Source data
+ + + + + + +

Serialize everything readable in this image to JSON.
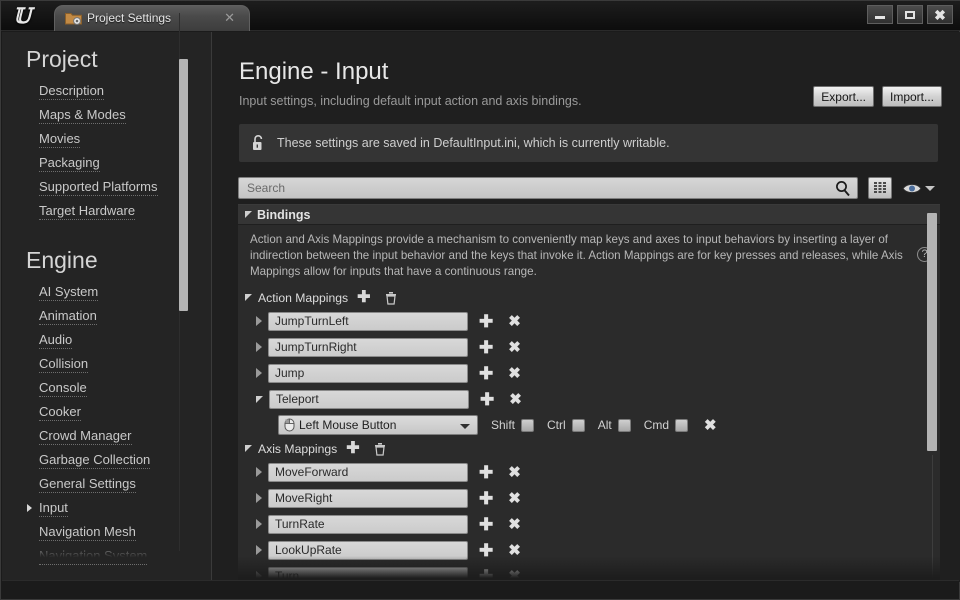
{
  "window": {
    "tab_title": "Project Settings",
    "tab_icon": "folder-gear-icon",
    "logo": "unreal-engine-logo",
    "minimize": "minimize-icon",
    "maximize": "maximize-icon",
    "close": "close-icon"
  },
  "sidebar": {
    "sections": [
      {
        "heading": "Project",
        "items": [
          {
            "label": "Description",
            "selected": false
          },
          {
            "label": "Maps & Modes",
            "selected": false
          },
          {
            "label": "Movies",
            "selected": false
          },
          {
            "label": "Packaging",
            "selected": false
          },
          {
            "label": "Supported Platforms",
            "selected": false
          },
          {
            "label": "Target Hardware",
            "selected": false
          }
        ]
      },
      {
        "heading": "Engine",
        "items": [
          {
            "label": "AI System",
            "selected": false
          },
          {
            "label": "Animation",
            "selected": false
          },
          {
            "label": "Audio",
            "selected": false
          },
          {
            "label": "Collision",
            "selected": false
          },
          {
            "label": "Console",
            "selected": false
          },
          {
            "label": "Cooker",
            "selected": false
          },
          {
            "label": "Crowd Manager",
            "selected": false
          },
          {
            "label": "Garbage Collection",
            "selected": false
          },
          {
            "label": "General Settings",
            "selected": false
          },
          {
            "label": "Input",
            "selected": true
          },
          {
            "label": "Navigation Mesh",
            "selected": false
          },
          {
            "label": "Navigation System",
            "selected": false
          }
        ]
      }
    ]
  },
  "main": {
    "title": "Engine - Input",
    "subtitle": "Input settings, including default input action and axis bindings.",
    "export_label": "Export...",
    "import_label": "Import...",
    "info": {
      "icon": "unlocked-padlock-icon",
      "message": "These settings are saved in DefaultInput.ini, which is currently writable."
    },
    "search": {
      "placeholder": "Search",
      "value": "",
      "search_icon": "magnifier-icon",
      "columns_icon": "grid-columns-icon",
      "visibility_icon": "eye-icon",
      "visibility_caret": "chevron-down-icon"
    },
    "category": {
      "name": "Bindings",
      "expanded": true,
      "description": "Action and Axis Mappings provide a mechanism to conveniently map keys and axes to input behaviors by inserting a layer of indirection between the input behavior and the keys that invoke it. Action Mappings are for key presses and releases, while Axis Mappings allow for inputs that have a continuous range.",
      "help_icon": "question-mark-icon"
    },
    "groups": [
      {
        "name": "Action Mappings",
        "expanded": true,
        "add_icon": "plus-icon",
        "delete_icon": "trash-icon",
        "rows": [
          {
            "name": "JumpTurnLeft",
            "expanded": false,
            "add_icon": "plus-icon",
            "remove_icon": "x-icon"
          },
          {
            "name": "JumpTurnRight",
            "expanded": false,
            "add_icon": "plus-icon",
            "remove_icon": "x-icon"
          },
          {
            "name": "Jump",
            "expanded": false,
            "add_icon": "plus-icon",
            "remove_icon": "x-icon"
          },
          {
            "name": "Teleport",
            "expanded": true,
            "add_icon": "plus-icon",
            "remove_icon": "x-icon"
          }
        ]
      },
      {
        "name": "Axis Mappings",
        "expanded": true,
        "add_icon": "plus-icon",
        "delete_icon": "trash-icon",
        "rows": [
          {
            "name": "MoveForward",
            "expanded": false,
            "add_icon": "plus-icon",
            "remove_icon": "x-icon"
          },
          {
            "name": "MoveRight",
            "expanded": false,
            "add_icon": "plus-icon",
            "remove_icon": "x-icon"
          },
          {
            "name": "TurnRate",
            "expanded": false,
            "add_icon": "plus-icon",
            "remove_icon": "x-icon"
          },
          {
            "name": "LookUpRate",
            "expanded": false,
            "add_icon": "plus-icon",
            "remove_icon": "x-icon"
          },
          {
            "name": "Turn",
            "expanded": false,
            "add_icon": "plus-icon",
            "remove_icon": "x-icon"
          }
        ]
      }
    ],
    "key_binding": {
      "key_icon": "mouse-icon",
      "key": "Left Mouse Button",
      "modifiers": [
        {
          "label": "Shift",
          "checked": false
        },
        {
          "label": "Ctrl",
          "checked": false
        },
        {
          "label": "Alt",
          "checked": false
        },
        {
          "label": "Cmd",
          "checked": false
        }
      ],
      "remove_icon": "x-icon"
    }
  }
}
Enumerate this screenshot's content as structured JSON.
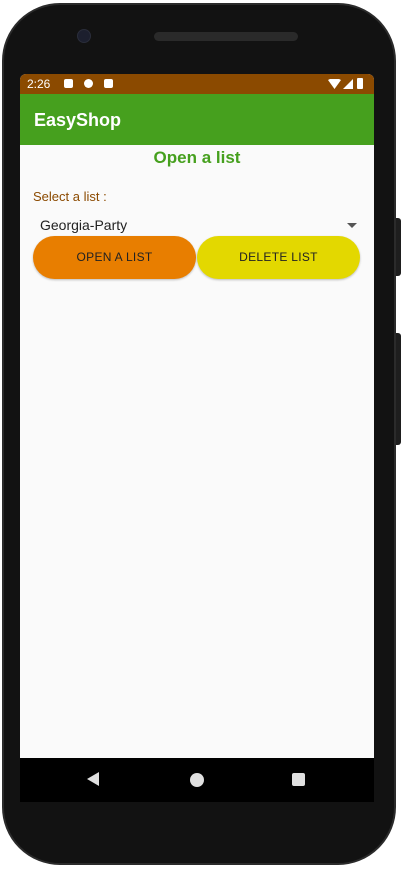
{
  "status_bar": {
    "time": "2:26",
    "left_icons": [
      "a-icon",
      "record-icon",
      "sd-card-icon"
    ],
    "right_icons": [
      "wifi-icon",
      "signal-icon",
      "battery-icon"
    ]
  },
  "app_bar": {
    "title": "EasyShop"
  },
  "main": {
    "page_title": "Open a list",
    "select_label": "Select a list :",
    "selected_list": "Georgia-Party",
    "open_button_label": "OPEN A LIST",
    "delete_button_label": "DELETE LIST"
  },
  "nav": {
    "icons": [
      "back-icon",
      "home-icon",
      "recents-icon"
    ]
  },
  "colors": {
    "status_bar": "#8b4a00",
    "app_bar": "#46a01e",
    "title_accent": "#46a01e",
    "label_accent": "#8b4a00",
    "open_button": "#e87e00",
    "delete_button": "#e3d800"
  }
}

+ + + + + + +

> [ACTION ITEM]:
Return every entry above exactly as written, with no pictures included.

> [RESPONSE TO THE TASK]:
Serialize everything readable in this image to JSON.
{
  "window": {
    "tab_title": "Project Settings",
    "tab_icon": "folder-gear-icon",
    "logo": "unreal-engine-logo",
    "minimize": "minimize-icon",
    "maximize": "maximize-icon",
    "close": "close-icon"
  },
  "sidebar": {
    "sections": [
      {
        "heading": "Project",
        "items": [
          {
            "label": "Description",
            "selected": false
          },
          {
            "label": "Maps & Modes",
            "selected": false
          },
          {
            "label": "Movies",
            "selected": false
          },
          {
            "label": "Packaging",
            "selected": false
          },
          {
            "label": "Supported Platforms",
            "selected": false
          },
          {
            "label": "Target Hardware",
            "selected": false
          }
        ]
      },
      {
        "heading": "Engine",
        "items": [
          {
            "label": "AI System",
            "selected": false
          },
          {
            "label": "Animation",
            "selected": false
          },
          {
            "label": "Audio",
            "selected": false
          },
          {
            "label": "Collision",
            "selected": false
          },
          {
            "label": "Console",
            "selected": false
          },
          {
            "label": "Cooker",
            "selected": false
          },
          {
            "label": "Crowd Manager",
            "selected": false
          },
          {
            "label": "Garbage Collection",
            "selected": false
          },
          {
            "label": "General Settings",
            "selected": false
          },
          {
            "label": "Input",
            "selected": true
          },
          {
            "label": "Navigation Mesh",
            "selected": false
          },
          {
            "label": "Navigation System",
            "selected": false
          }
        ]
      }
    ]
  },
  "main": {
    "title": "Engine - Input",
    "subtitle": "Input settings, including default input action and axis bindings.",
    "export_label": "Export...",
    "import_label": "Import...",
    "info": {
      "icon": "unlocked-padlock-icon",
      "message": "These settings are saved in DefaultInput.ini, which is currently writable."
    },
    "search": {
      "placeholder": "Search",
      "value": "",
      "search_icon": "magnifier-icon",
      "columns_icon": "grid-columns-icon",
      "visibility_icon": "eye-icon",
      "visibility_caret": "chevron-down-icon"
    },
    "category": {
      "name": "Bindings",
      "expanded": true,
      "description": "Action and Axis Mappings provide a mechanism to conveniently map keys and axes to input behaviors by inserting a layer of indirection between the input behavior and the keys that invoke it. Action Mappings are for key presses and releases, while Axis Mappings allow for inputs that have a continuous range.",
      "help_icon": "question-mark-icon"
    },
    "groups": [
      {
        "name": "Action Mappings",
        "expanded": true,
        "add_icon": "plus-icon",
        "delete_icon": "trash-icon",
        "rows": [
          {
            "name": "JumpTurnLeft",
            "expanded": false,
            "add_icon": "plus-icon",
            "remove_icon": "x-icon"
          },
          {
            "name": "JumpTurnRight",
            "expanded": false,
            "add_icon": "plus-icon",
            "remove_icon": "x-icon"
          },
          {
            "name": "Jump",
            "expanded": false,
            "add_icon": "plus-icon",
            "remove_icon": "x-icon"
          },
          {
            "name": "Teleport",
            "expanded": true,
            "add_icon": "plus-icon",
            "remove_icon": "x-icon"
          }
        ]
      },
      {
        "name": "Axis Mappings",
        "expanded": true,
        "add_icon": "plus-icon",
        "delete_icon": "trash-icon",
        "rows": [
          {
            "name": "MoveForward",
            "expanded": false,
            "add_icon": "plus-icon",
            "remove_icon": "x-icon"
          },
          {
            "name": "MoveRight",
            "expanded": false,
            "add_icon": "plus-icon",
            "remove_icon": "x-icon"
          },
          {
            "name": "TurnRate",
            "expanded": false,
            "add_icon": "plus-icon",
            "remove_icon": "x-icon"
          },
          {
            "name": "LookUpRate",
            "expanded": false,
            "add_icon": "plus-icon",
            "remove_icon": "x-icon"
          },
          {
            "name": "Turn",
            "expanded": false,
            "add_icon": "plus-icon",
            "remove_icon": "x-icon"
          }
        ]
      }
    ],
    "key_binding": {
      "key_icon": "mouse-icon",
      "key": "Left Mouse Button",
      "modifiers": [
        {
          "label": "Shift",
          "checked": false
        },
        {
          "label": "Ctrl",
          "checked": false
        },
        {
          "label": "Alt",
          "checked": false
        },
        {
          "label": "Cmd",
          "checked": false
        }
      ],
      "remove_icon": "x-icon"
    }
  }
}
Enumerate this screenshot's content as structured JSON.
{
  "status_bar": {
    "time": "2:26",
    "left_icons": [
      "a-icon",
      "record-icon",
      "sd-card-icon"
    ],
    "right_icons": [
      "wifi-icon",
      "signal-icon",
      "battery-icon"
    ]
  },
  "app_bar": {
    "title": "EasyShop"
  },
  "main": {
    "page_title": "Open a list",
    "select_label": "Select a list :",
    "selected_list": "Georgia-Party",
    "open_button_label": "OPEN A LIST",
    "delete_button_label": "DELETE LIST"
  },
  "nav": {
    "icons": [
      "back-icon",
      "home-icon",
      "recents-icon"
    ]
  },
  "colors": {
    "status_bar": "#8b4a00",
    "app_bar": "#46a01e",
    "title_accent": "#46a01e",
    "label_accent": "#8b4a00",
    "open_button": "#e87e00",
    "delete_button": "#e3d800"
  }
}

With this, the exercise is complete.